Pathfinder 2 Special Battles
Sometimes fights occur while the characters are atop mounts or when the PCs take to the sky or seas.
You can ride some creatures into combat. As noted in the Mount specialty basic action (page 472), your mount needs to be at least one size larger than you and willing. Your mount acts on your initiative. You must use the Command an Animal action (page 249) to get your mount to spend its actions. If you don’t, the animal wastes its actions. If you have the Ride general feat, you succeed automatically when you Command an Animal that’s your mount.
For example, if you are mounted on a horse and you make three attacks, your horse would remain stationary since you didn’t command it. If you instead spent your first action to Command an Animal and succeeded, you could get your mount to Stride. You could spend your next action to attack or to command the horse to attack, but not both.
You and your mount fight as a unit. Consequently, you share a multiple attack penalty. For example, if you Strike and then Command an Animal to have your mount Strike, your mount’s attack takes a –5 multiple attack penalty.
You occupy every square of your mount’s space for the purpose of making your attacks. If you were Medium and on a Large mount, you could attack a creature on one side of your mount, then attack on the opposite side with your next action. If you have a longer reach, the distance depends partly on the size of your mount. On a Medium or smaller mount, use your normal reach. On a Large or Huge mount, you can attack any square adjacent to the mount if you have 5- or 10-foot reach, or any square within 10 feet of the mount (including diagonally) if you have 15-foot reach.
When you’re mounted, attackers can target either you or your mount. Anything that affects multiple creatures (such as an area) affects both of you as long as you’re both in the area. You are in an attacker’s reach or range if any square of your mount is within reach or range. Because your mount is larger than you and you share its space, you have lesser cover against attacks targeting you when you’re mounted if the mount would be in the way.

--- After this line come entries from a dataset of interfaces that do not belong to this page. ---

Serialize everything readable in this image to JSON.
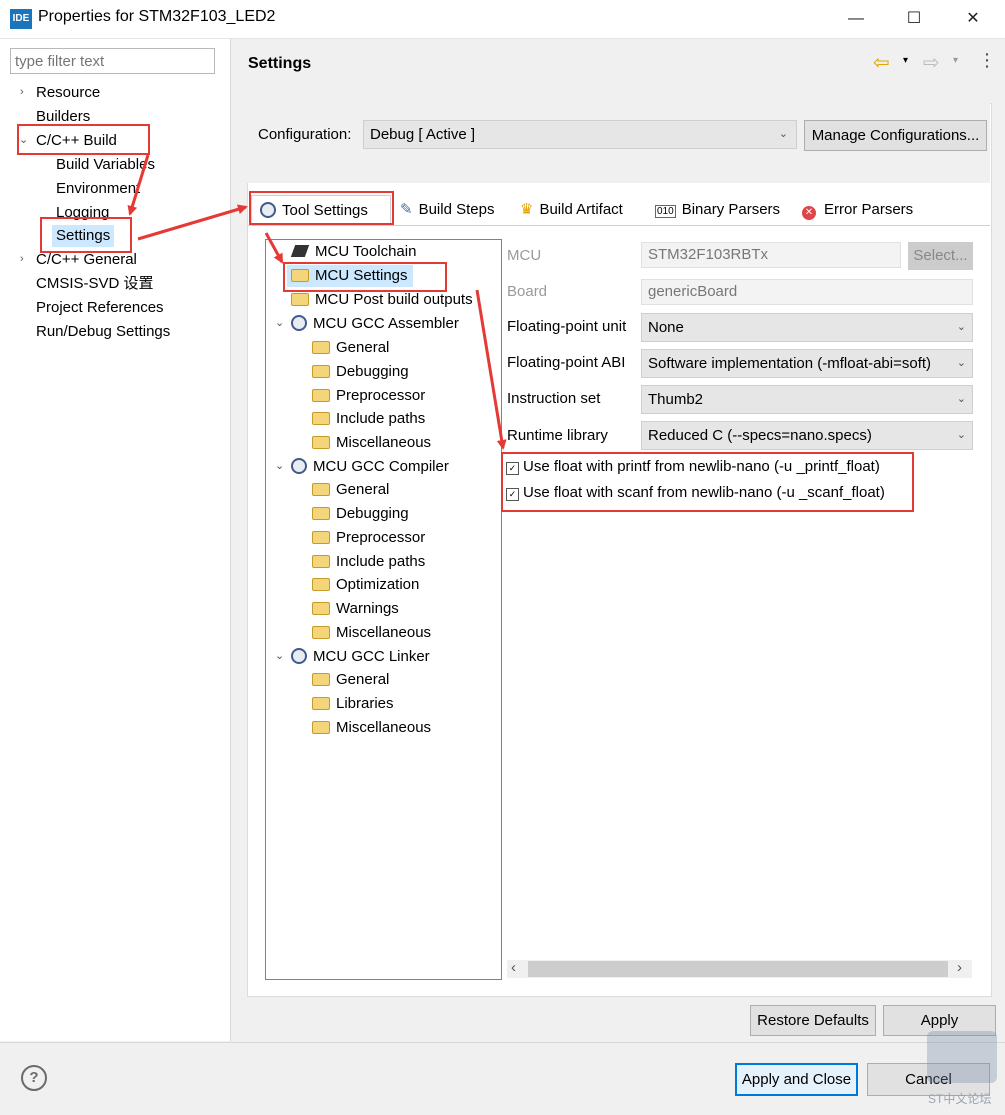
{
  "window": {
    "icon_text": "IDE",
    "title": "Properties for STM32F103_LED2",
    "controls": {
      "minimize": "—",
      "maximize": "☐",
      "close": "✕"
    }
  },
  "filter": {
    "placeholder": "type filter text"
  },
  "nav": {
    "resource": "Resource",
    "builders": "Builders",
    "cpp_build": "C/C++ Build",
    "build_variables": "Build Variables",
    "environment": "Environment",
    "logging": "Logging",
    "settings": "Settings",
    "cpp_general": "C/C++ General",
    "cmsis_svd": "CMSIS-SVD 设置",
    "project_references": "Project References",
    "run_debug": "Run/Debug Settings"
  },
  "page": {
    "title": "Settings"
  },
  "config": {
    "label": "Configuration:",
    "value": "Debug  [ Active ]",
    "manage_button": "Manage Configurations..."
  },
  "tabs": {
    "tool_settings": "Tool Settings",
    "build_steps": "Build Steps",
    "build_artifact": "Build Artifact",
    "binary_parsers": "Binary Parsers",
    "error_parsers": "Error Parsers"
  },
  "tree": {
    "mcu_toolchain": "MCU Toolchain",
    "mcu_settings": "MCU Settings",
    "mcu_post_build": "MCU Post build outputs",
    "assembler": {
      "label": "MCU GCC Assembler",
      "children": [
        "General",
        "Debugging",
        "Preprocessor",
        "Include paths",
        "Miscellaneous"
      ]
    },
    "compiler": {
      "label": "MCU GCC Compiler",
      "children": [
        "General",
        "Debugging",
        "Preprocessor",
        "Include paths",
        "Optimization",
        "Warnings",
        "Miscellaneous"
      ]
    },
    "linker": {
      "label": "MCU GCC Linker",
      "children": [
        "General",
        "Libraries",
        "Miscellaneous"
      ]
    }
  },
  "mcu_settings": {
    "mcu_label": "MCU",
    "mcu_value": "STM32F103RBTx",
    "select_button": "Select...",
    "board_label": "Board",
    "board_value": "genericBoard",
    "fpu_label": "Floating-point unit",
    "fpu_value": "None",
    "abi_label": "Floating-point ABI",
    "abi_value": "Software implementation (-mfloat-abi=soft)",
    "iset_label": "Instruction set",
    "iset_value": "Thumb2",
    "runtime_label": "Runtime library",
    "runtime_value": "Reduced C (--specs=nano.specs)",
    "printf_float": "Use float with printf from newlib-nano (-u _printf_float)",
    "scanf_float": "Use float with scanf from newlib-nano (-u _scanf_float)"
  },
  "scrollbar": {
    "left": "‹",
    "right": "›"
  },
  "buttons": {
    "restore_defaults": "Restore Defaults",
    "apply": "Apply",
    "apply_and_close": "Apply and Close",
    "cancel": "Cancel"
  },
  "help": {
    "glyph": "?"
  },
  "watermark": "ST中文论坛",
  "colors": {
    "highlight_box": "#e53935",
    "selection": "#cce8ff",
    "button_focus": "#0078d7"
  }
}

Because you can’t move your body as freely while you’re riding a mount, you take a –2 circumstance penalty to Reflex saves while mounted. Additionally, the only move action you can use is the Mount action to dismount.
Many monsters can fly, and PCs can use spells and items to gain the ability to fly. Flying creatures have to use the Fly action (page 472) to move through the air. Performing an especially tricky maneuver—such as trying to reverse course 180 degrees or fly through a narrow gap—might require using Acrobatics to Maneuver in Flight. Creatures might fall from the sky, using the falling rules found on page 463. At the GM’s discretion, some ground-based actions might not work in the air. For instance, a flying creature couldn’t Leap.
Use these rules for battles in water or underwater:
- You’re flat-footed unless you have a swim Speed.
- You gain resistance 5 to acid and fire.
- You take a –2 circumstance penalty to melee slashing or bludgeoning attacks that pass through water.
- Ranged attacks that deal bludgeoning or slashing damage automatically miss if the attacker or target is underwater, and piercing ranged attacks made by an underwater creature or against an underwater target have their range increments halved.
- You can’t cast fire spells or use actions with the fire trait underwater.
- At the GM’s discretion, some ground-based actions might not work underwater or while floating.
Drowning and Suffocating
You can hold your breath for a number of rounds equal to 5 + your Constitution modifier. Reduce your remaining air by1roundattheendofeachofyourturns,orby2ifyou attacked or cast any spells that turn. You also lose 1 round worth of air each time you are critically hit or critically fail a save against a damaging effect. If you speak (including casting spells with verbal components or activating items with command components) you lose all remaining air.
When you run out of air, you fall unconscious and start suffocating. You can’t recover from being unconscious and must attempt a DC 20 Fortitude save at the end of each of your turns. On a failure, you take 1d10 damage, and on a critical failure, you die. On each check after the first, the DC increases by 5 and the damage by 1d10; these increases are cumulative. Once your access to air is restored, you stop suffocating and are no longer unconscious (unless you’re at 0 Hit Points).
In aerial and aquatic combat, you might need to track positioning in three dimensions. For flying creatures, you might use one of the following methods:
- Find platforms to place flying creatures’ miniatures on.
- Set a die next to a creature with the number indicating how many squares up in the air it is.
- Make a stack of dice or tokens, 1 per 5 feet of elevation.
- Write the elevation next to the monster on the grid.
In underwater combat, choose a plane to be the baseline, typically the waterline, the sea floor, or a stationary object you can measure from.
As with ground-based movement, moving diagonally up or down in 3-D space requires counting every other diagonal as 10 feet. Measure flanking in all directions— creatures above and below an enemy can flank it just as effectively as they can from opposite sides.